Task objective
If a line in the data holds "Suavizado", copy that line out in full.

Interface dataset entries
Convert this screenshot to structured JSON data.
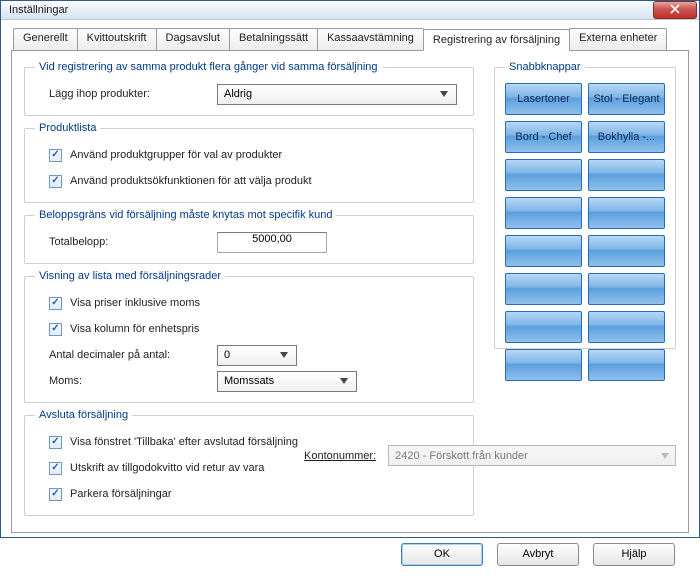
{
  "window": {
    "title": "Inställningar"
  },
  "tabs": [
    "Generellt",
    "Kvittoutskrift",
    "Dagsavslut",
    "Betalningssätt",
    "Kassaavstämning",
    "Registrering av försäljning",
    "Externa enheter"
  ],
  "activeTab": 5,
  "registration": {
    "sameProduct": {
      "legend": "Vid registrering av samma produkt flera gånger vid samma försäljning",
      "combineLabel": "Lägg ihop produkter:",
      "combineValue": "Aldrig"
    },
    "productList": {
      "legend": "Produktlista",
      "useGroups": "Använd produktgrupper för val av produkter",
      "useSearch": "Använd produktsökfunktionen för att välja produkt"
    },
    "amountLimit": {
      "legend": "Beloppsgräns vid försäljning måste knytas mot specifik kund",
      "totalLabel": "Totalbelopp:",
      "totalValue": "5000,00"
    },
    "listView": {
      "legend": "Visning av lista med försäljningsrader",
      "inclVat": "Visa priser inklusive moms",
      "unitPrice": "Visa kolumn för enhetspris",
      "decimalsLabel": "Antal decimaler på antal:",
      "decimalsValue": "0",
      "vatLabel": "Moms:",
      "vatValue": "Momssats"
    },
    "finishSale": {
      "legend": "Avsluta försäljning",
      "showBack": "Visa fönstret 'Tillbaka' efter avslutad försäljning",
      "printCredit": "Utskrift av tillgodokvitto vid retur av vara",
      "park": "Parkera försäljningar",
      "accountLabel": "Kontonummer:",
      "accountValue": "2420 - Förskott från kunder"
    }
  },
  "quick": {
    "legend": "Snabbknappar",
    "buttons": [
      "Lasertoner",
      "Stol - Elegant",
      "Bord - Chef",
      "Bokhylla -...",
      "",
      "",
      "",
      "",
      "",
      "",
      "",
      "",
      "",
      "",
      "",
      ""
    ]
  },
  "footer": {
    "ok": "OK",
    "cancel": "Avbryt",
    "help": "Hjälp"
  }
}
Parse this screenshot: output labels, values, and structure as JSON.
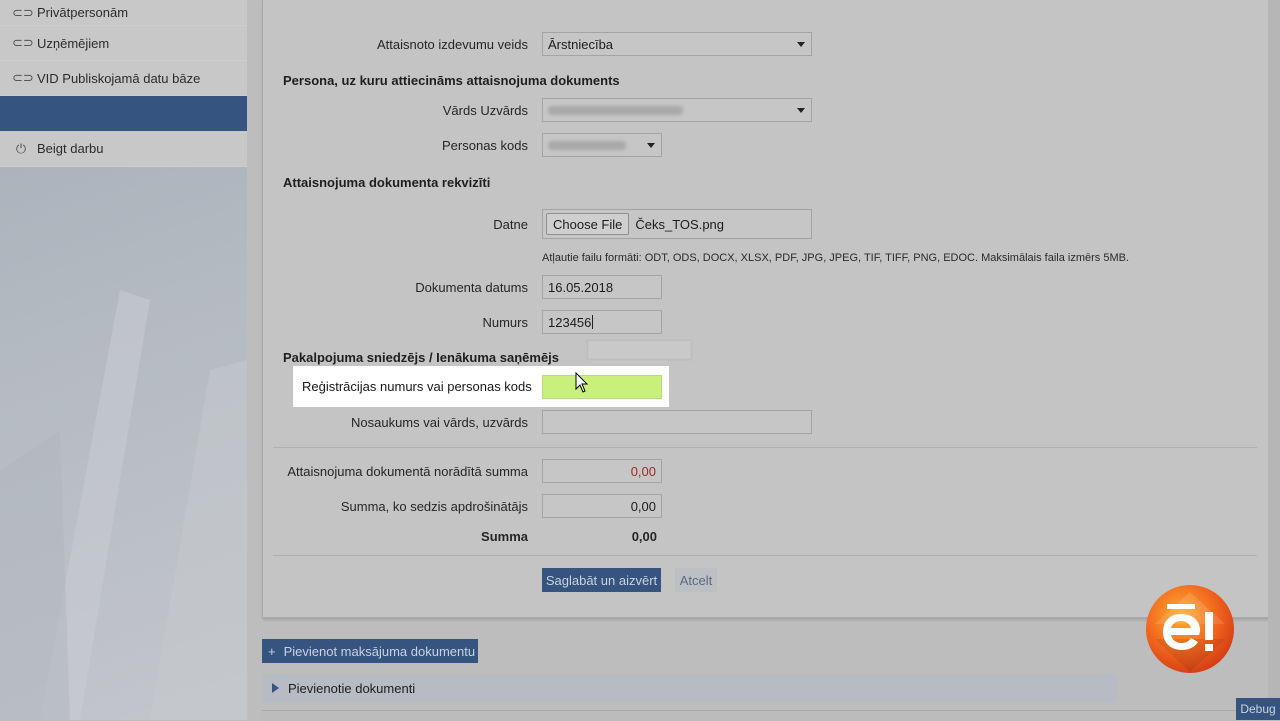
{
  "sidebar": {
    "items": [
      {
        "label": "Privātpersonām",
        "icon": "link-icon"
      },
      {
        "label": "Uzņēmējiem",
        "icon": "link-icon"
      },
      {
        "label": "VID Publiskojamā datu bāze",
        "icon": "link-icon"
      },
      {
        "label": "",
        "icon": ""
      },
      {
        "label": "Beigt darbu",
        "icon": "power-icon"
      }
    ]
  },
  "form": {
    "expense_type": {
      "label": "Attaisnoto izdevumu veids",
      "value": "Ārstniecība"
    },
    "person_section_title": "Persona, uz kuru attiecināms attaisnojuma dokuments",
    "name": {
      "label": "Vārds Uzvārds"
    },
    "personal_code": {
      "label": "Personas kods"
    },
    "doc_section_title": "Attaisnojuma dokumenta rekvizīti",
    "file": {
      "label": "Datne",
      "button": "Choose File",
      "filename": "Čeks_TOS.png",
      "hint": "Atļautie failu formāti: ODT, ODS, DOCX, XLSX, PDF, JPG, JPEG, TIF, TIFF, PNG, EDOC. Maksimālais faila izmērs 5MB."
    },
    "doc_date": {
      "label": "Dokumenta datums",
      "value": "16.05.2018"
    },
    "number": {
      "label": "Numurs",
      "value": "123456"
    },
    "provider_section_title": "Pakalpojuma sniedzējs / Ienākuma saņēmējs",
    "reg_number": {
      "label": "Reģistrācijas numurs vai personas kods",
      "value": ""
    },
    "provider_name": {
      "label": "Nosaukums vai vārds, uzvārds",
      "value": ""
    },
    "doc_sum": {
      "label": "Attaisnojuma dokumentā norādītā summa",
      "value": "0,00"
    },
    "insurer_sum": {
      "label": "Summa, ko sedzis apdrošinātājs",
      "value": "0,00"
    },
    "total": {
      "label": "Summa",
      "value": "0,00"
    },
    "save_button": "Saglabāt un aizvērt",
    "cancel_button": "Atcelt"
  },
  "add_payment_button": "Pievienot maksājuma dokumentu",
  "attached_docs": "Pievienotie dokumenti",
  "debug_button": "Debug",
  "colors": {
    "accent": "#35547f",
    "highlight_input": "#c9f07a",
    "logo_orange": "#f0641e"
  }
}
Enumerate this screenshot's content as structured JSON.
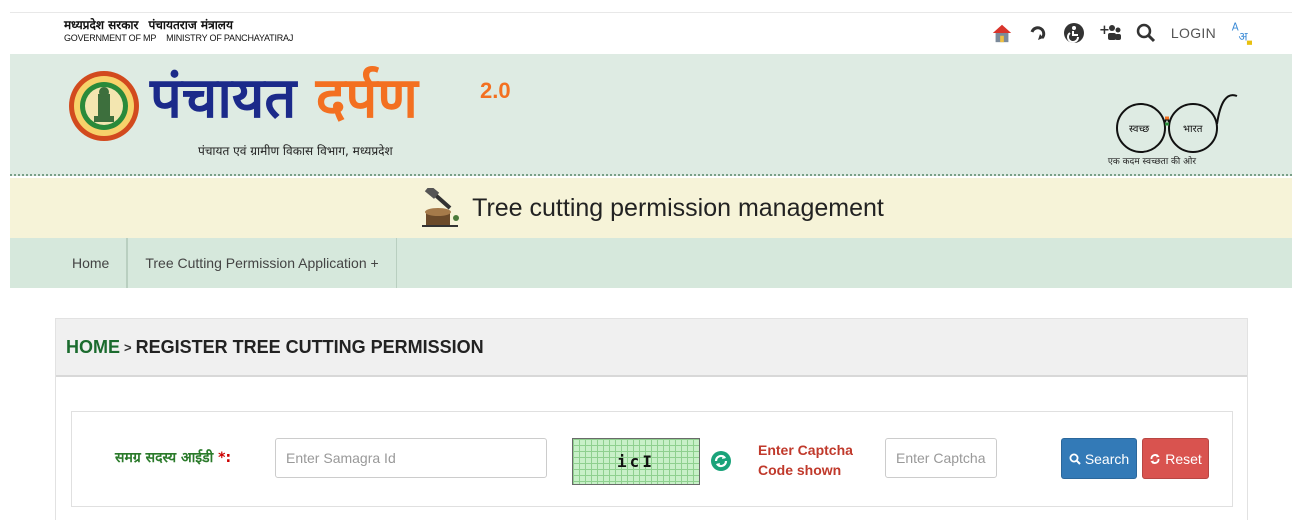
{
  "gov": {
    "state_hi": "मध्यप्रदेश सरकार",
    "state_en": "GOVERNMENT OF MP",
    "ministry_hi": "पंचायतराज मंत्रालय",
    "ministry_en": "MINISTRY OF PANCHAYATIRAJ"
  },
  "top_icons": [
    "home-icon",
    "undo-icon",
    "accessibility-icon",
    "users-icon",
    "search-icon"
  ],
  "login_label": "LOGIN",
  "brand": {
    "part1": "पंचायत",
    "part2": "दर्पण",
    "version": "2.0",
    "subtitle": "पंचायत एवं ग्रामीण विकास विभाग, मध्यप्रदेश",
    "swachh_left": "स्वच्छ",
    "swachh_right": "भारत",
    "swachh_tag": "एक कदम स्वच्छता की ओर"
  },
  "page_title": "Tree cutting permission management",
  "nav": {
    "home": "Home",
    "tree_app": "Tree Cutting Permission Application +"
  },
  "breadcrumb": {
    "home": "HOME",
    "separator": ">",
    "current": "REGISTER TREE CUTTING PERMISSION"
  },
  "form": {
    "samagra_label": "समग्र सदस्य आईडी",
    "required_mark": "*:",
    "samagra_placeholder": "Enter Samagra Id",
    "captcha_text": "icI",
    "captcha_label": "Enter Captcha Code shown",
    "captcha_placeholder": "Enter Captcha",
    "search_label": "Search",
    "reset_label": "Reset"
  },
  "colors": {
    "banner_bg": "#deebe3",
    "title_bg": "#f6f3d8",
    "nav_bg": "#d6e8dc",
    "brand_blue": "#1b2a8a",
    "brand_orange": "#f37021",
    "search_btn": "#337ab7",
    "reset_btn": "#d9534f"
  }
}
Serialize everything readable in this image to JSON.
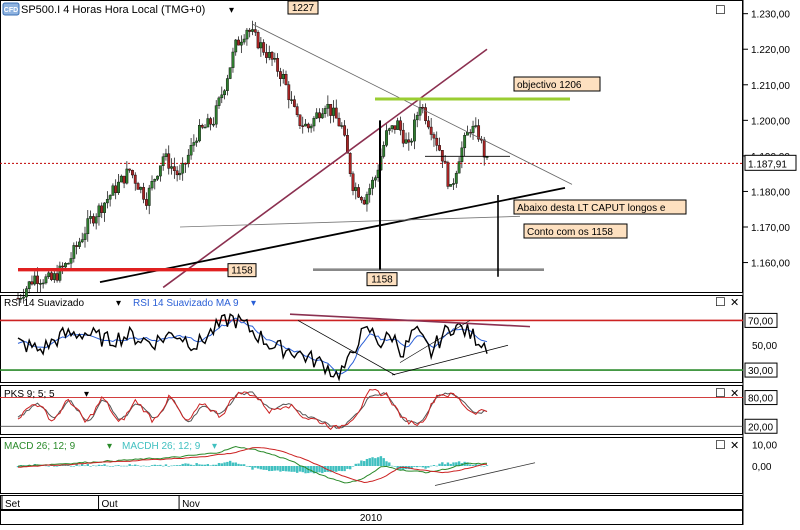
{
  "header": {
    "symbol_badge": "CFD",
    "title": "SP500.I 4 Horas Hora Local (TMG+0)",
    "dropdown_glyph": "▾",
    "maximize_glyph": "☐",
    "close_glyph": "✕"
  },
  "colors": {
    "candle_up": "#2f7d2f",
    "candle_down": "#a82424",
    "price_line": "#c00000",
    "target_line": "#9acd32",
    "rising_trend": "#8b3050",
    "annotation_fill": "#fde0c0",
    "rsi_line": "#000000",
    "rsi_ma": "#2a5fd6",
    "upper_level": "#cc2222",
    "lower_level": "#2a8a2a",
    "macd_line": "#2a8a2a",
    "macd_signal": "#cc2222",
    "macd_hist": "#40c0c0",
    "pks_fast": "#cc2222",
    "pks_slow": "#555555"
  },
  "chart_data": [
    {
      "type": "candlestick",
      "panel": "price",
      "y_ticks": [
        "1.230,00",
        "1.220,00",
        "1.210,00",
        "1.200,00",
        "1.190,00",
        "1.180,00",
        "1.170,00",
        "1.160,00"
      ],
      "y_tick_values": [
        1230,
        1220,
        1210,
        1200,
        1190,
        1180,
        1170,
        1160
      ],
      "ylim": [
        1152,
        1233
      ],
      "current_price": 1187.91,
      "current_price_label": "1.187,91",
      "swing_high": 1227,
      "swing_high_label": "1227",
      "swing_low": 1158,
      "swing_low_label": "1158",
      "support_label": "1158",
      "support_level": 1158,
      "target_level": 1206,
      "path": [
        [
          0,
          1150
        ],
        [
          6,
          1156
        ],
        [
          12,
          1155
        ],
        [
          18,
          1160
        ],
        [
          26,
          1172
        ],
        [
          34,
          1180
        ],
        [
          40,
          1186
        ],
        [
          46,
          1178
        ],
        [
          52,
          1190
        ],
        [
          58,
          1184
        ],
        [
          64,
          1196
        ],
        [
          70,
          1200
        ],
        [
          74,
          1210
        ],
        [
          78,
          1221
        ],
        [
          82,
          1226
        ],
        [
          86,
          1222
        ],
        [
          90,
          1218
        ],
        [
          95,
          1212
        ],
        [
          100,
          1200
        ],
        [
          104,
          1198
        ],
        [
          110,
          1205
        ],
        [
          116,
          1198
        ],
        [
          120,
          1182
        ],
        [
          124,
          1178
        ],
        [
          128,
          1184
        ],
        [
          132,
          1196
        ],
        [
          136,
          1199
        ],
        [
          140,
          1192
        ],
        [
          144,
          1205
        ],
        [
          148,
          1198
        ],
        [
          152,
          1190
        ],
        [
          155,
          1180
        ],
        [
          158,
          1190
        ],
        [
          162,
          1198
        ],
        [
          165,
          1196
        ],
        [
          168,
          1188
        ]
      ],
      "annotations": [
        {
          "text": "objectivo 1206"
        },
        {
          "text": "Abaixo desta LT CAPUT longos e"
        },
        {
          "text": "Conto com os 1158"
        }
      ]
    },
    {
      "type": "line",
      "panel": "rsi",
      "legend": [
        {
          "name": "RSI 14 Suavizado",
          "color": "#000000"
        },
        {
          "name": "RSI 14 Suavizado MA 9",
          "color": "#2a5fd6"
        }
      ],
      "y_ticks": [
        "70,00",
        "50,00",
        "30,00"
      ],
      "levels": [
        70,
        30
      ],
      "ylim": [
        22,
        80
      ],
      "path": [
        [
          0,
          52
        ],
        [
          8,
          46
        ],
        [
          16,
          58
        ],
        [
          24,
          60
        ],
        [
          32,
          54
        ],
        [
          40,
          58
        ],
        [
          48,
          52
        ],
        [
          56,
          60
        ],
        [
          64,
          50
        ],
        [
          70,
          62
        ],
        [
          76,
          72
        ],
        [
          80,
          68
        ],
        [
          86,
          58
        ],
        [
          92,
          48
        ],
        [
          98,
          46
        ],
        [
          104,
          40
        ],
        [
          110,
          34
        ],
        [
          114,
          26
        ],
        [
          118,
          34
        ],
        [
          122,
          56
        ],
        [
          126,
          62
        ],
        [
          130,
          52
        ],
        [
          134,
          58
        ],
        [
          138,
          44
        ],
        [
          142,
          62
        ],
        [
          148,
          44
        ],
        [
          152,
          58
        ],
        [
          156,
          66
        ],
        [
          160,
          62
        ],
        [
          164,
          56
        ],
        [
          168,
          50
        ]
      ]
    },
    {
      "type": "line",
      "panel": "pks",
      "legend": [
        {
          "name": "PKS 9; 5; 5",
          "color": "#555555"
        }
      ],
      "y_ticks": [
        "80,00",
        "20,00"
      ],
      "levels": [
        80,
        20
      ],
      "ylim": [
        8,
        100
      ],
      "path": [
        [
          0,
          40
        ],
        [
          6,
          72
        ],
        [
          12,
          30
        ],
        [
          18,
          78
        ],
        [
          24,
          24
        ],
        [
          30,
          82
        ],
        [
          36,
          22
        ],
        [
          42,
          76
        ],
        [
          48,
          30
        ],
        [
          54,
          84
        ],
        [
          60,
          24
        ],
        [
          66,
          70
        ],
        [
          72,
          40
        ],
        [
          78,
          90
        ],
        [
          84,
          88
        ],
        [
          90,
          50
        ],
        [
          96,
          70
        ],
        [
          102,
          40
        ],
        [
          108,
          30
        ],
        [
          114,
          14
        ],
        [
          120,
          42
        ],
        [
          126,
          92
        ],
        [
          132,
          86
        ],
        [
          138,
          30
        ],
        [
          144,
          26
        ],
        [
          150,
          90
        ],
        [
          156,
          84
        ],
        [
          162,
          50
        ],
        [
          168,
          54
        ]
      ]
    },
    {
      "type": "line",
      "panel": "macd",
      "legend": [
        {
          "name": "MACD 26; 12; 9",
          "color": "#2a8a2a"
        },
        {
          "name": "MACDH 26; 12; 9",
          "color": "#40c0c0"
        }
      ],
      "y_ticks": [
        "10,00",
        "0,00"
      ],
      "ylim": [
        -12,
        12
      ],
      "path": [
        [
          0,
          0
        ],
        [
          14,
          1
        ],
        [
          28,
          2
        ],
        [
          42,
          3
        ],
        [
          56,
          4
        ],
        [
          70,
          6
        ],
        [
          78,
          9
        ],
        [
          86,
          7
        ],
        [
          96,
          3
        ],
        [
          104,
          -2
        ],
        [
          112,
          -6
        ],
        [
          118,
          -8
        ],
        [
          124,
          -5
        ],
        [
          130,
          0
        ],
        [
          138,
          -2
        ],
        [
          146,
          -3
        ],
        [
          154,
          -1
        ],
        [
          160,
          1
        ],
        [
          168,
          1
        ]
      ]
    }
  ],
  "x_axis": {
    "labels": [
      {
        "text": "Set",
        "pos": 0.0
      },
      {
        "text": "Out",
        "pos": 0.17
      },
      {
        "text": "Nov",
        "pos": 0.34
      }
    ],
    "year_label": "2010"
  }
}
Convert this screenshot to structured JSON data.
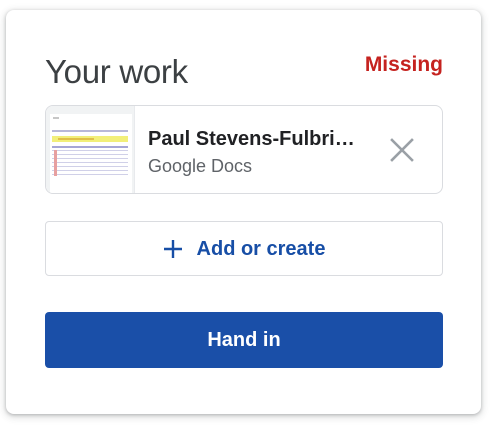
{
  "your_work": {
    "title": "Your work",
    "status": "Missing"
  },
  "attachment": {
    "name": "Paul Stevens-Fulbright",
    "type": "Google Docs",
    "remove_icon": "close-icon"
  },
  "add_button": {
    "icon": "plus-icon",
    "label": "Add or create"
  },
  "hand_in_button": {
    "label": "Hand in"
  },
  "colors": {
    "missing": "#c5221f",
    "accent": "#174ea6",
    "hand_in_bg": "#1a4fa8",
    "title": "#3c4043",
    "border": "#dadce0",
    "icon_grey": "#9aa0a6"
  }
}
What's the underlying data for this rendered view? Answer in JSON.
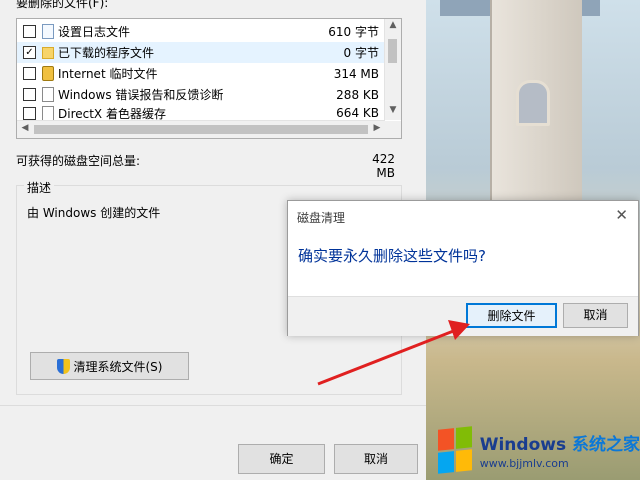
{
  "main_dialog": {
    "files_label": "要删除的文件(F):",
    "files": [
      {
        "name": "设置日志文件",
        "size": "610 字节",
        "checked": false,
        "icon": "document-icon"
      },
      {
        "name": "已下载的程序文件",
        "size": "0 字节",
        "checked": true,
        "icon": "folder-icon"
      },
      {
        "name": "Internet 临时文件",
        "size": "314 MB",
        "checked": false,
        "icon": "lock-icon"
      },
      {
        "name": "Windows 错误报告和反馈诊断",
        "size": "288 KB",
        "checked": false,
        "icon": "document-icon"
      },
      {
        "name": "DirectX 着色器缓存",
        "size": "664 KB",
        "checked": false,
        "icon": "document-icon"
      }
    ],
    "space_label": "可获得的磁盘空间总量:",
    "space_value": "422 MB",
    "description_title": "描述",
    "description_text": "由 Windows 创建的文件",
    "clean_system_button": "清理系统文件(S)",
    "ok_button": "确定",
    "cancel_button": "取消"
  },
  "confirm_dialog": {
    "title": "磁盘清理",
    "message": "确实要永久删除这些文件吗?",
    "delete_button": "删除文件",
    "cancel_button": "取消"
  },
  "watermark": {
    "brand": "Windows",
    "brand_suffix": "系统之家",
    "url": "www.bjjmlv.com"
  },
  "colors": {
    "accent": "#0078d7",
    "arrow": "#e02020"
  }
}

Problem solution
          "name": "RSI 14 Suavizado",
          "name": "RSI 14 Suavizado MA 9",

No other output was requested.